Today’s Top Alzheimer’s News
Volunteers of America invites you to the book release of “The Momentum of Hope: Personal Stories of Moral Injury” on Tuesday, May 15, 2018 in Washington, D.C. Join featured authors, including UsAgainstAlzheimer’s Board member Meryl Comer, and experts in moral injury, for a discussion and readings from the book – a vivid and moving collection of essays by people who have experienced trauma and made the journey to recovery.
An April 25, 2018 Forbes article spotlighted Max Tokarsky, who is giving the keynote address at the Alzheimer's-2018 International Conference in Rome, which brings together researchers focused on groundbreaking research on dementia and Alzheimer’s disease. According to the article, “Tokarsky said companies are burdened so tremendously with the costs of research and clinical trials that they are in effect giving up. He said research and clinical trials for one drug can easily cost researchers hundreds of millions of dollars. And the worst part is, he said, in many instances of disease treatment, a cocktail of drugs are needed.”
An April 11, 2018 The Atlantic article, written by Dara Bramson, told the story of the dedication of her grandmother, Marjorie, to donate her brain to science.

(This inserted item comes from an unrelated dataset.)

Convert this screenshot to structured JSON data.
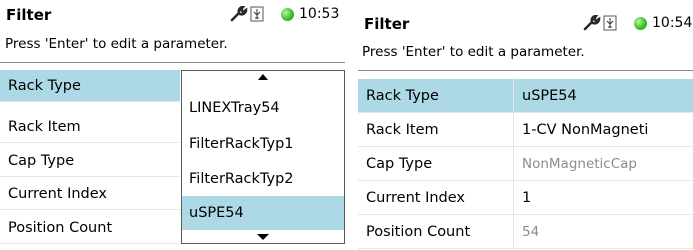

Marjorie, now 93, has dementia. According to the article, “Because of her dementia, I’ll never have the opportunity to talk more with my grandmother about her decision to be a donor. So I can only glean her motivation from conversations with those who know her best, my mother and grandfather. But at a recent book talk related to neuroscience, I met someone who—upon hearing about my research—introduced me to a 61-year-old donor, GeorgeHenry Keen. In a lively discussion, Keen explained that he decided to donate to ensure he could make positive contributions during and after life, a sentiment that captured what I believe guided my grandmother’s existence.”
An April 25, 2018 ABC 7 News broadcast segment featured Alzheimer’s advocate, journalist and author Maria Shriver speaking about her fight to end Alzheimer’s disease. About her brain health advocacy, “I’m very passionate about Alzheimer’s and about brain health. And I really think that the more we can step back and think about health holistically - our emotional health, our spiritual health, our mental health, our cognitive health, our financial health - all of these things, cause they play together… To be successful in your work, but have no kind of broader sense of you life, and don’t care about your health - I don’t think that’s success.”
This week, Being Patient launched their “Brain Talks” Facebook group - weekly live talks with experts in the field of dementia prevention and care. You'll get the chance to ask questions you can't find answers to anywhere else. The first talk is today with Dr. Ed Blonz at 8pm (EST), a nutrition researcher and assistant professor at University of California, San Francisco, on whether the ketogenic diet can promote brain health. Join the Facebook group for access to all the live talks.
An April 25, 2018 SBS News article spotlighted the work of researchers at James Cook University in Queensland on a drug to help people who suffer a traumatic brain injury. According to the article, "Repeated concussions from early years to mid-30s can lead to late-life disability, including dementia-like symptoms, post-traumatic stress disorder (PTSD), and other cognitive and neurological diseases, such as Alzheimer's disease.”